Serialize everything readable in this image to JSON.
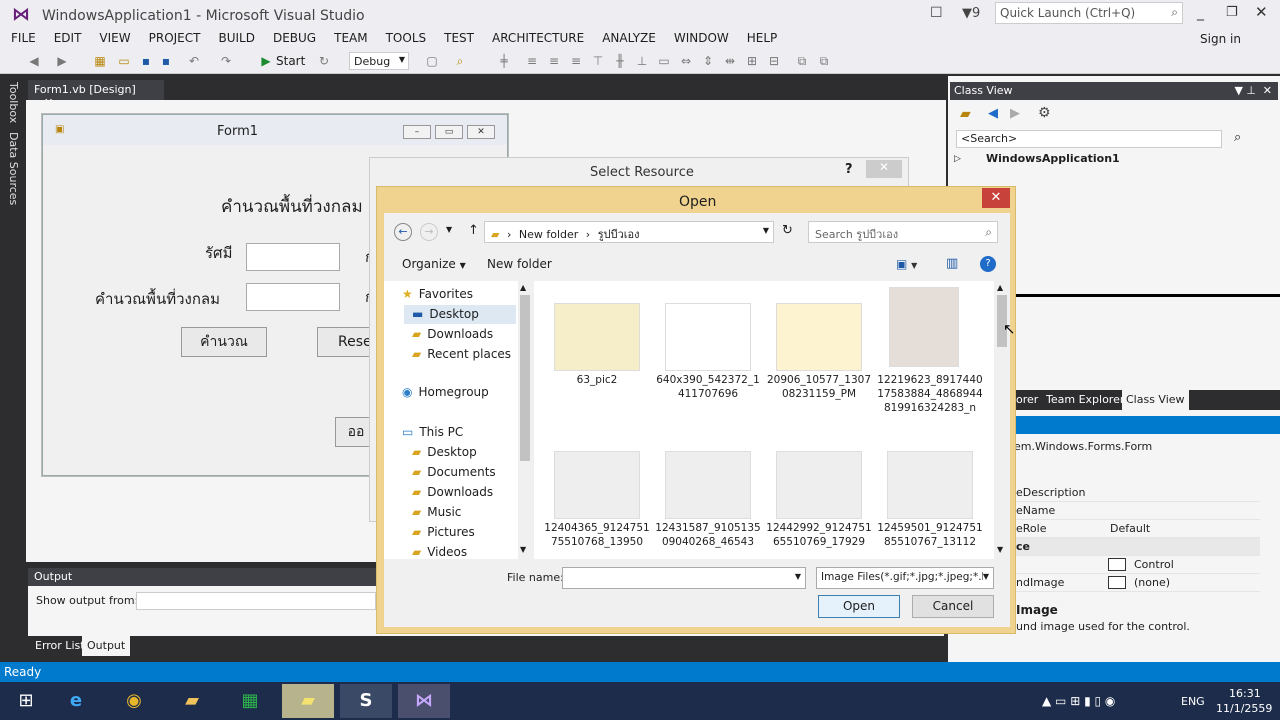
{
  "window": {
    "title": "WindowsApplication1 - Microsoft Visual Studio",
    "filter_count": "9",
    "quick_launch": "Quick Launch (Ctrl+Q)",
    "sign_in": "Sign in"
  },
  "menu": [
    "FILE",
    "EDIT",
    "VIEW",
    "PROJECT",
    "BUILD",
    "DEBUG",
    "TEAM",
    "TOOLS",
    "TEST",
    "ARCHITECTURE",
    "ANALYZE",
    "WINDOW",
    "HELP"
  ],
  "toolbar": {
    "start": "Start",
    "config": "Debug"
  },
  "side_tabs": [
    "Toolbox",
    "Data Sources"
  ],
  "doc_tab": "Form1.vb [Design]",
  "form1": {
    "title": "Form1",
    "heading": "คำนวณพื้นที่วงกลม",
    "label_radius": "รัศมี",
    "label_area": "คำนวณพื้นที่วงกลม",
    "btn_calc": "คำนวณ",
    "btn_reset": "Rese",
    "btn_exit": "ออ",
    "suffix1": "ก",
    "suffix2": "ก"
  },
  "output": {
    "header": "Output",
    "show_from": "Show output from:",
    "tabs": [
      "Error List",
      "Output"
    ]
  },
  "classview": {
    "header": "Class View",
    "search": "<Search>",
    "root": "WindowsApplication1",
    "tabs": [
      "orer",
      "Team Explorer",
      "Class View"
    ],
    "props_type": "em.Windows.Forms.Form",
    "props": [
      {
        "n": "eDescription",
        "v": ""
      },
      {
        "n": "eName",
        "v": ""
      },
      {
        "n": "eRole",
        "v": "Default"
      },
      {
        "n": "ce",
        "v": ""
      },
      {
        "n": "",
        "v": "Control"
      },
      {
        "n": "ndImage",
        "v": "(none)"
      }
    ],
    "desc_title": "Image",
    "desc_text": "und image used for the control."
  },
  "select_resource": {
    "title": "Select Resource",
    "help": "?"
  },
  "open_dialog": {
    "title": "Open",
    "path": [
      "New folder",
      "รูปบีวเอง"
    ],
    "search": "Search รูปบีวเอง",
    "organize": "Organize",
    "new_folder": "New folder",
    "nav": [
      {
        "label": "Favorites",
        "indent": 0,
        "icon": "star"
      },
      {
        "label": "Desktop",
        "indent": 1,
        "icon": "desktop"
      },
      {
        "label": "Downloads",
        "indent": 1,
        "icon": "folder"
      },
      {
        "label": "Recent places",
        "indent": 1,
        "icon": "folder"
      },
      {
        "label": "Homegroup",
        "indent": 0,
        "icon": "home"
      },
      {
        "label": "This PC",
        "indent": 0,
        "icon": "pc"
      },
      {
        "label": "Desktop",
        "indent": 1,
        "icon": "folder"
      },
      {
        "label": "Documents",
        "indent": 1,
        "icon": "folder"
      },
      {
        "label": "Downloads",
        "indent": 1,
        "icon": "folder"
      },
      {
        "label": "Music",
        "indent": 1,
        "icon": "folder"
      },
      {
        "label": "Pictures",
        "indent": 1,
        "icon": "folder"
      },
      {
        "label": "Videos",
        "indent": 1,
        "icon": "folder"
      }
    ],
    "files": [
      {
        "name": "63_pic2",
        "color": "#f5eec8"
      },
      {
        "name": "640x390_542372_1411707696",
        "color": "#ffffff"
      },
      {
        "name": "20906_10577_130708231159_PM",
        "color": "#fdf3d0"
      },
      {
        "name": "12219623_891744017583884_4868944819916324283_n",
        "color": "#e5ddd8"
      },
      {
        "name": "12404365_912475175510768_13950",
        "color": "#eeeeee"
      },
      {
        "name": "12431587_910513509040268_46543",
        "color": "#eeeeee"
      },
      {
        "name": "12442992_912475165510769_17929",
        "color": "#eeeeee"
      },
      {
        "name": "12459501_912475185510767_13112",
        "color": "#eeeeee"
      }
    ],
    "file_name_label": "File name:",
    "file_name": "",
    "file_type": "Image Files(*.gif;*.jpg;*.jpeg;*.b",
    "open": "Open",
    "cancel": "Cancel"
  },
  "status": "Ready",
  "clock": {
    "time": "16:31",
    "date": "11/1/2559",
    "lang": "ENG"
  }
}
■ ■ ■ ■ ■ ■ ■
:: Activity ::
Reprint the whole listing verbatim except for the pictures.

:: Your solution ::
Serialize everything readable in this image to JSON.
{
  "window": {
    "title": "WindowsApplication1 - Microsoft Visual Studio",
    "filter_count": "9",
    "quick_launch": "Quick Launch (Ctrl+Q)",
    "sign_in": "Sign in"
  },
  "menu": [
    "FILE",
    "EDIT",
    "VIEW",
    "PROJECT",
    "BUILD",
    "DEBUG",
    "TEAM",
    "TOOLS",
    "TEST",
    "ARCHITECTURE",
    "ANALYZE",
    "WINDOW",
    "HELP"
  ],
  "toolbar": {
    "start": "Start",
    "config": "Debug"
  },
  "side_tabs": [
    "Toolbox",
    "Data Sources"
  ],
  "doc_tab": "Form1.vb [Design]",
  "form1": {
    "title": "Form1",
    "heading": "คำนวณพื้นที่วงกลม",
    "label_radius": "รัศมี",
    "label_area": "คำนวณพื้นที่วงกลม",
    "btn_calc": "คำนวณ",
    "btn_reset": "Rese",
    "btn_exit": "ออ",
    "suffix1": "ก",
    "suffix2": "ก"
  },
  "output": {
    "header": "Output",
    "show_from": "Show output from:",
    "tabs": [
      "Error List",
      "Output"
    ]
  },
  "classview": {
    "header": "Class View",
    "search": "<Search>",
    "root": "WindowsApplication1",
    "tabs": [
      "orer",
      "Team Explorer",
      "Class View"
    ],
    "props_type": "em.Windows.Forms.Form",
    "props": [
      {
        "n": "eDescription",
        "v": ""
      },
      {
        "n": "eName",
        "v": ""
      },
      {
        "n": "eRole",
        "v": "Default"
      },
      {
        "n": "ce",
        "v": ""
      },
      {
        "n": "",
        "v": "Control"
      },
      {
        "n": "ndImage",
        "v": "(none)"
      }
    ],
    "desc_title": "Image",
    "desc_text": "und image used for the control."
  },
  "select_resource": {
    "title": "Select Resource",
    "help": "?"
  },
  "open_dialog": {
    "title": "Open",
    "path": [
      "New folder",
      "รูปบีวเอง"
    ],
    "search": "Search รูปบีวเอง",
    "organize": "Organize",
    "new_folder": "New folder",
    "nav": [
      {
        "label": "Favorites",
        "indent": 0,
        "icon": "star"
      },
      {
        "label": "Desktop",
        "indent": 1,
        "icon": "desktop"
      },
      {
        "label": "Downloads",
        "indent": 1,
        "icon": "folder"
      },
      {
        "label": "Recent places",
        "indent": 1,
        "icon": "folder"
      },
      {
        "label": "Homegroup",
        "indent": 0,
        "icon": "home"
      },
      {
        "label": "This PC",
        "indent": 0,
        "icon": "pc"
      },
      {
        "label": "Desktop",
        "indent": 1,
        "icon": "folder"
      },
      {
        "label": "Documents",
        "indent": 1,
        "icon": "folder"
      },
      {
        "label": "Downloads",
        "indent": 1,
        "icon": "folder"
      },
      {
        "label": "Music",
        "indent": 1,
        "icon": "folder"
      },
      {
        "label": "Pictures",
        "indent": 1,
        "icon": "folder"
      },
      {
        "label": "Videos",
        "indent": 1,
        "icon": "folder"
      }
    ],
    "files": [
      {
        "name": "63_pic2",
        "color": "#f5eec8"
      },
      {
        "name": "640x390_542372_1411707696",
        "color": "#ffffff"
      },
      {
        "name": "20906_10577_130708231159_PM",
        "color": "#fdf3d0"
      },
      {
        "name": "12219623_891744017583884_4868944819916324283_n",
        "color": "#e5ddd8"
      },
      {
        "name": "12404365_912475175510768_13950",
        "color": "#eeeeee"
      },
      {
        "name": "12431587_910513509040268_46543",
        "color": "#eeeeee"
      },
      {
        "name": "12442992_912475165510769_17929",
        "color": "#eeeeee"
      },
      {
        "name": "12459501_912475185510767_13112",
        "color": "#eeeeee"
      }
    ],
    "file_name_label": "File name:",
    "file_name": "",
    "file_type": "Image Files(*.gif;*.jpg;*.jpeg;*.b",
    "open": "Open",
    "cancel": "Cancel"
  },
  "status": "Ready",
  "clock": {
    "time": "16:31",
    "date": "11/1/2559",
    "lang": "ENG"
  }
}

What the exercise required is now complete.